Need is used both as a principal verb and as an auxiliary verb.
Need as a principal verb
When used as a principal verb need means ‘require’. The principal verb need is followed by an infinitive with to. It has the forms needs and needed.
We need to help her.
I need more time to finish the job.
We have got what we needed.
We need to find a way out.
You need to talk to him.
As an auxiliary verb
As an auxiliary verb, need remains unchanged whatever be the person or number of the subject. The auxiliary need is common in questions and negative sentences.
You need not ask my permission.
She need not wait any longer. (NOT She needs not wait any longer.)
They need not make an issue.
You need not talk to them.
Need I discuss this matter with her?
Need we wait any longer?
The negative adverb hardly is often used with need.
I need hardly say that I am very interested in this offer.

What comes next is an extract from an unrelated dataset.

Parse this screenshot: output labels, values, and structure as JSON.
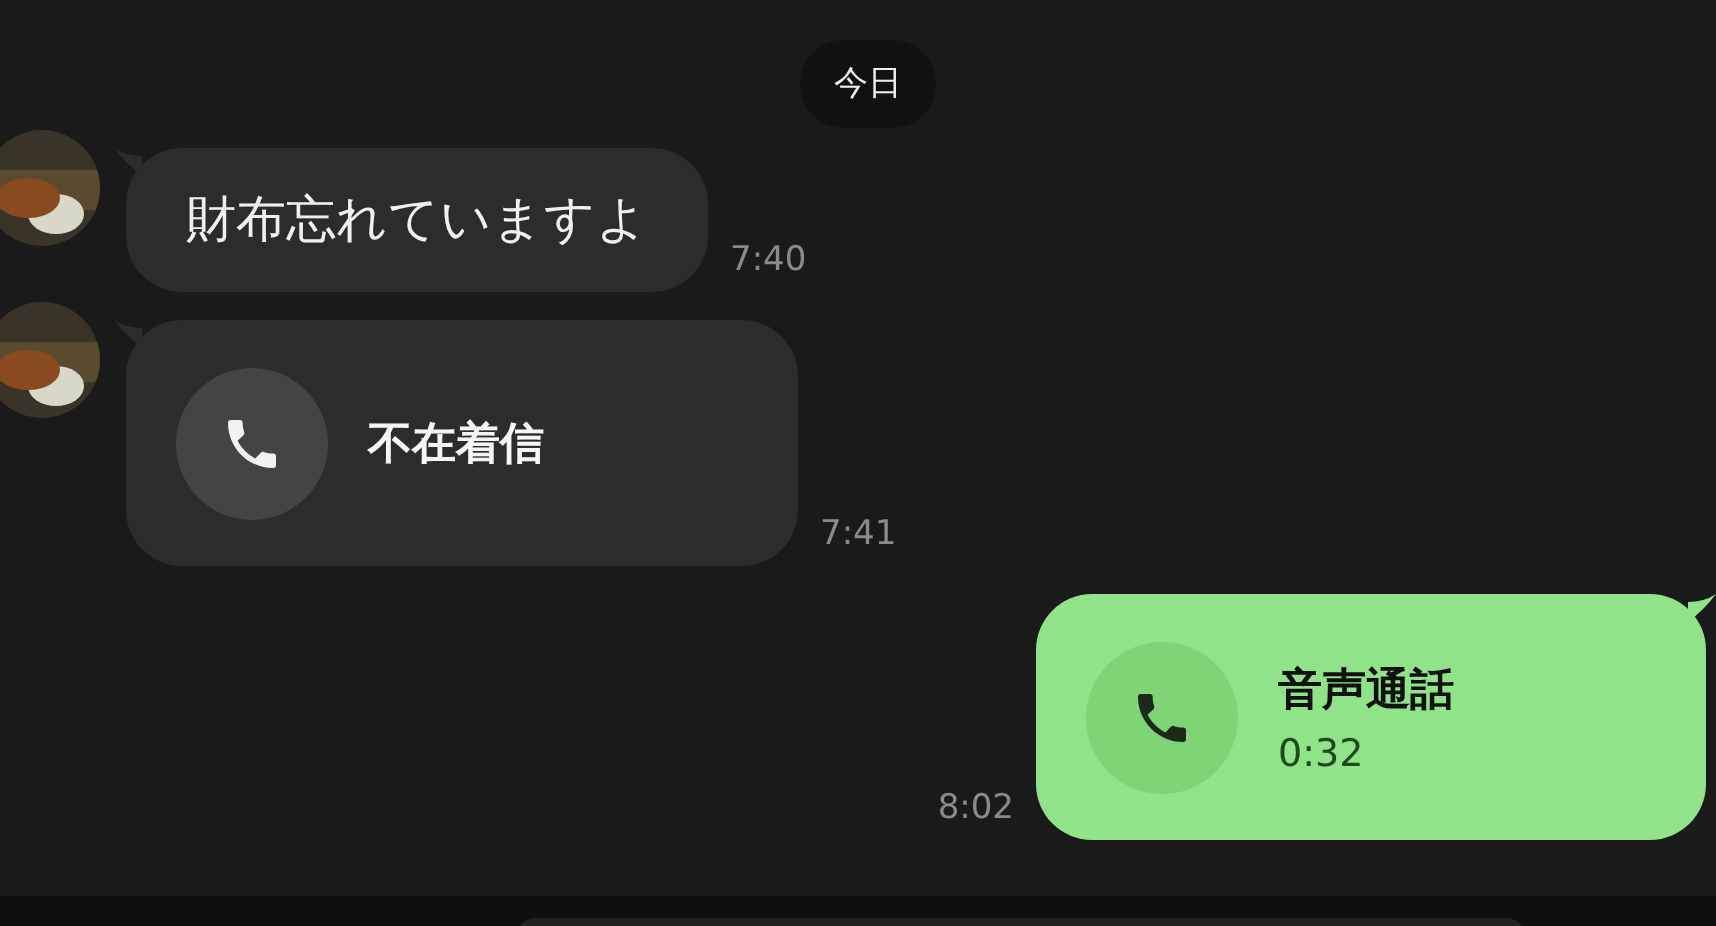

We need hardly say that we are eagerly looking forward to meeting you.
Need is also used with only.
You need only say what you want.
She need only talk with him and the issue will be solved.
Need can be used in questions.
Need I wait any longer?
Need we write to her?
If the answer is in the negative, say ‘No, you need not’. If the answer is in the positive, say ‘Yes, you must’.
Need I come again? No, you need not.
Need I come again? Yes, you must. (NOT Yes, you need)
Need + Have + Past participle
When referring to the past time, need is followed by the perfect infinitive (have + past participle). This structure is used to talk about unnecessary things that happened.
She need not have lost her temper. (He lost her temper but that was unnecessary.)
You need not have refused that offer. (You refused that offer but you shouldn’t have done that.)